There are two main approaches, both of them using d3 for the processing:

  • blackbox d3 and let it do the render without messing up with React lifecyle
  • reimplement the job done by d3 on the DOM by letting React do the render (wrapping svg inside jsx)

Both approaches have their pros and cons (I won't talk about that here - people with more experience in that field than me have written posts on that).


This project now follows the same development workflow as the one explained in topheman/webpack-babel-starter (the v2 using webpack 2).


git clone
cd d3-react-experiments


From localhost

npm start

From your network ip

Useful to access the website via wifi from other devices such as smartphones.

LOCALHOST=false npm start


At the root of the project :

  • npm run build: for debug (like in dev - with sourceMaps and all)
  • npm run build-prod: for production (minified/optimized ...)
  • npm run build-prod-all: both at once in the same build (with sourcemaps on dev version)

A /build/dist folder will be created with your project built in it.

You can run it with npm run serve-build


I'm using eslint, based on eslint-config-airbnb, a preset for .eslintrc configuration.
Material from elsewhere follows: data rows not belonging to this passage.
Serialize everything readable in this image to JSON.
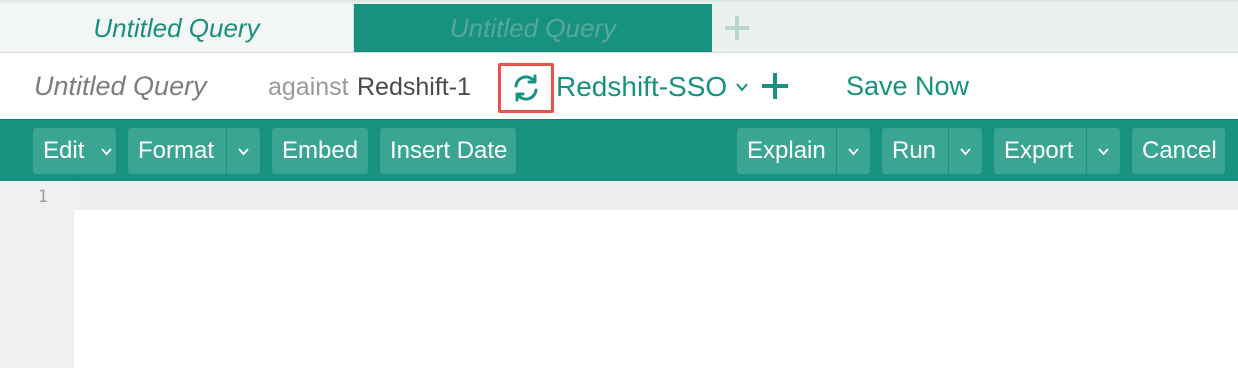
{
  "tabs": [
    {
      "label": "Untitled Query",
      "active": false
    },
    {
      "label": "Untitled Query",
      "active": true
    }
  ],
  "header": {
    "query_title": "Untitled Query",
    "against_label": "against",
    "connection_name": "Redshift-1",
    "refresh_icon": "refresh-icon",
    "database_selected": "Redshift-SSO",
    "save_label": "Save Now"
  },
  "toolbar": {
    "edit_label": "Edit",
    "format_label": "Format",
    "embed_label": "Embed",
    "insert_date_label": "Insert Date",
    "explain_label": "Explain",
    "run_label": "Run",
    "export_label": "Export",
    "cancel_label": "Cancel"
  },
  "editor": {
    "line_numbers": [
      "1"
    ],
    "content": ""
  },
  "colors": {
    "accent": "#17927f",
    "button": "#3aa593",
    "highlight_box": "#e2574c"
  }
}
For more infos, checkout the release it was implemented: react-es6-redux@2.5.0.

  • npm run lint: single run linting of /src & /test folders
  • npm run lint-watch: same in watch mode

You can disable the linter by LINTER=false npm start (though it will still be run a pre-commit hook)


This project is unit tested using the Jest framework:

  • To run those tests: npm test
  • To run those tests in watch mode: npm run jest-watch
  • To update snapshots: npm run jest -- -u

Those unit tests are run each time you commit and will be run on travis-ci when you'll push.